begin in greeting, a beacon of hospitable gesturing that serves as the ushering in behind the velvet rope into London's very own Buena Vista Social Club. A tourist, like one and all, its friendly invitation is as much for the artist as it is the listening audience, attentively held and captivated by an album that serves as as love letter to a city that has unknowingly given so much to one tourist in particular. And like a souvenir has the flavor, the very essence of the city been smuggled across the waters back to home base, the heatstroke-inducing sun now robbed of its power as it finds itself surrounded and snuffed out by the fog and litany of horns and voices. For Mark Lawrence, a man continually referred to as the defining producer for a genre he's never cared to officially align himself with, this pilgrimage of sorts (two separate trips to be exact) served as a chance to lose and then find himself all over again, to define an alter ego that's become a linchpin to a movement that in the blink of an eye moved from basement meditation to stadium-sized orgasm. To perhaps quietly shake things up; and Lawrence, as Mala, a man perpetually in the shadows soaking up the atmosphere like a sponge, could perhaps be seen as the only one capable of pulling off such a task without returning with something farcical and immediately disposable.
In saying that though, there is a tendency to treat such interesting expeditions as the curios that they undoubtedly are, the idea that this "tampering" of the continuum, this cross-contamination of cultures might simply wind up as an intriguing artifact destined to be buried and unearthed years from now like a kind of misplaced trinket.That this album should exist, let alone succeed is a quiet miracle in itself, but its success lies within the producers' ability to fill it full of the wide-eyed excitement and amazement that's become stereotypical of the wandering backpacker attempting to shake hands with the great wide world. Make no mistake though, this isn't a Mala & Friends ensemble piece; though the project began with Lawrence playing host to a variety of local artists, playing skeletal 140bpm beats and inviting improvisation, Mala In Cuba
is very much Mala
's interpretation of Cuban music, set against a bedrock of cast-down bass intrigue and serpentine drum loops.
As such, this unconventional marriage winds up being one that's most conventional, with the traffic of conversation decidedly one way. With a purported 60gigs of free based material to work with there is a kind of sad acceptance to be had in the idea that perhaps more couldn't have been made with the music on hand, that this newly minted relationship, one that spans thousands of miles couldn't perhaps be a touch more amicable to each other, instead of regarding the other as a distant acquaintance. A cheeky piano melody may strike up at one end of the spectrum (mischievous when developed under Mala's watchful eye), and a circle of percussionists banging out mantras on their timbales may stoke their fires on the other, but more often than not are they simply ear candy, leftfield samples (live recordings cut and looped to be more accurate) culled from a unique source. Despite its title, Mala In Cuba

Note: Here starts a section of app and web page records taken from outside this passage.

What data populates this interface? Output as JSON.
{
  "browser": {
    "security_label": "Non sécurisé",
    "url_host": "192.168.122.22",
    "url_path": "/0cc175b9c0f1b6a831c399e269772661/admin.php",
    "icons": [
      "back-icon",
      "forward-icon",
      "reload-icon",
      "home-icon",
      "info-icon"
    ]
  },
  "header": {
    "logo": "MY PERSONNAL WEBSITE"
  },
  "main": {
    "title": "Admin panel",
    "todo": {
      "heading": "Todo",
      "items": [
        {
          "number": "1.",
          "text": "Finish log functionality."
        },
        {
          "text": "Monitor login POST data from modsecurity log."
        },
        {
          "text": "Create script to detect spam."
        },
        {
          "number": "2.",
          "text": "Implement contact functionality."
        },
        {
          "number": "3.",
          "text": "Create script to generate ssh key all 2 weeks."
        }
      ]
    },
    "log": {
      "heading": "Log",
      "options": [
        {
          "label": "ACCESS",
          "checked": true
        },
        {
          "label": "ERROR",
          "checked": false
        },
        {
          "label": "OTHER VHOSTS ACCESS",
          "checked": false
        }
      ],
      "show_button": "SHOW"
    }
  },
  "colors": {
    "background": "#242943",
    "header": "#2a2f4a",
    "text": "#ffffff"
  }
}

is still London through and through; it might be the hastily scrawled note on the back of a postcard delivered from parts unknown, but the writer is very much dreaming of home. For an album created under the pretense of experimentation Mala plays it almost dead straight, and while the fish out of water characteristic might be a perfect fit for the idea of the album, it's one uncharacteristic for a producer who is notoriously reticent about what he puts out.
While 'Ghost' or 'The Tourist' do manage to shed some light on the adventurous streak of the album, there's a 'Curfew' or 'The Tunnel' to rein it back into a world of subway cars and roads choked with pedestrians migrating en masse to their 9 to 5's. It doesn't stop the album from being of the refreshing variety, but its trailblazing feels distant and second hand, like a sign that reads "Mala Was Here". Mala In Cuba
isn't the spirit of a proud lion relocating, but rather the retelling of an event we weren't apart of, brushed up into something uniquely enjoyable on at least some level.